Frosh, Tahel. Avarice. Jerusalem: Bialik Institute, 2014.
Frosh, Tahel. “Two Poems, by Tahel Frosh.” World Literature Today. 2015. Accessed May 09, 2016. http://www.worldliteraturetoday.org/2015/may/two-poems-tahel-frosh.
Horkheimer, Max. Eclipse of Reason. London and New York: Continuum, 2004.
Marcuse, Herbert. The Aesthetic Dimension: Towards a Critique of Marxist Aesthetics. Boston: Beacon Press, 1978.
Marcuse, Herbert. One-Dimensional Man: Studies in the Ideology of Advanced Industrial Society. London and New York: Routlegde, 2007.
Marx, Karl. Capital: A Critique of Political Economy, Vol. 3. Translated by David Fernbach. London: Penguin Books, 1991.
Skeat, Walter W. A Concise Etymological Dictionary of the English Language. London: Forgotten Books, 2013.
Weber, Max. The Protestant Ethic and the Spirit of Capitalism. Translated by Talcott Parsons. London and New York: Routledge, 2005.
 Max Weber (2005) referred to the development of social and economical forms of life in Capitalism as being pervasive in a way that each generation is born into these exact forms and their correlative ideological ideas, entailing one’s thoughts and actions. The “iron cage” is that trans-lucid boundaries erected by capitalism in capitalism, which we are oblivious to and ultimately shape our lives (123). Frosh transforms this “iron cage” into a “golden whip”—as if she were signaling us that labor is enticing us, while at the same time inflicts pain on us, even though we might enjoy that pain, in a masochistic and twisted way—indicating our unawareness of its domination over our lives. Paraphrasing Weber’s account of the modern women and men who are bound to the “iron cage,” labor has lost its spontaneity in favor of a rigid and ultimately automatic, desireless (if it has Eros in it then it is directed into the accumulation of wealth and not enjoyment of the work itself). Gold (wealth) is only apparent in the whip itself and not transferred to us, only as the whip whips our flesh.

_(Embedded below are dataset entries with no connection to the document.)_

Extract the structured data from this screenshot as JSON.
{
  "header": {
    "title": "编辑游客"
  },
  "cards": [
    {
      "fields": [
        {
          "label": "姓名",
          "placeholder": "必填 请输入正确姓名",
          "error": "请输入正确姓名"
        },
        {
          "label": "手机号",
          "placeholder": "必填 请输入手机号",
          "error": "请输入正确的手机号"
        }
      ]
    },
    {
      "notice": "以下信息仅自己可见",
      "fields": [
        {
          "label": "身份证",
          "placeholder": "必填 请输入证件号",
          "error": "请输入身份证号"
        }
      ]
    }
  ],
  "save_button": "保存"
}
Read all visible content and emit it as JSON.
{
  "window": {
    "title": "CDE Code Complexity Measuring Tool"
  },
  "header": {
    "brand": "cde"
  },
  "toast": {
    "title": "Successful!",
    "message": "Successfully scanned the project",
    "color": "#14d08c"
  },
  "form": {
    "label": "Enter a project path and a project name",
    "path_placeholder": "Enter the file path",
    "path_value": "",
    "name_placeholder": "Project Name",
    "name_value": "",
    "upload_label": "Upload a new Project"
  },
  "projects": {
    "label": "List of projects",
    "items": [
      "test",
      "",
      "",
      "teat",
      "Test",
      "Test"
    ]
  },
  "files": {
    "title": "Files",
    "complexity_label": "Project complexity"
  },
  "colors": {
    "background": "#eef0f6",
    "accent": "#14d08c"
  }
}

 Frosh, Avarice, 49.
 Frosh, Avarice, 48.
 Frosh, Avarice, 52.
 I deliberately use the word Bank in capital letters since this bank is reanimated into a person-like being, thus I believe it is best translated into English as a humanized being.
 A famous chef in Israel who has several high class restaurants and is a symbol of success.
 Frosh, Avarice, 44.
 Frosh, “Two Poems”.
 Karl Marx, Capital: A Critique of Political Economy, vol. 3, trans. David Fernbach (London: Penguin Books, 1991), 958-59.
 Frosh, Avarice, 50.
 Frosh, Avarice, 51-2.
 Herbert Marcuse, One-Dimensional Man: Studies in the Ideology of Advanced Industrial Society (London and New York: Routlegde, 2007), 11.
 Frosh, “Two Poems”.
 Frosh, “Two Poems”.
 Frosh, Avarice, 26.
 Frosh, Avarice, 37-8.
 Frosh, Avarice, 53.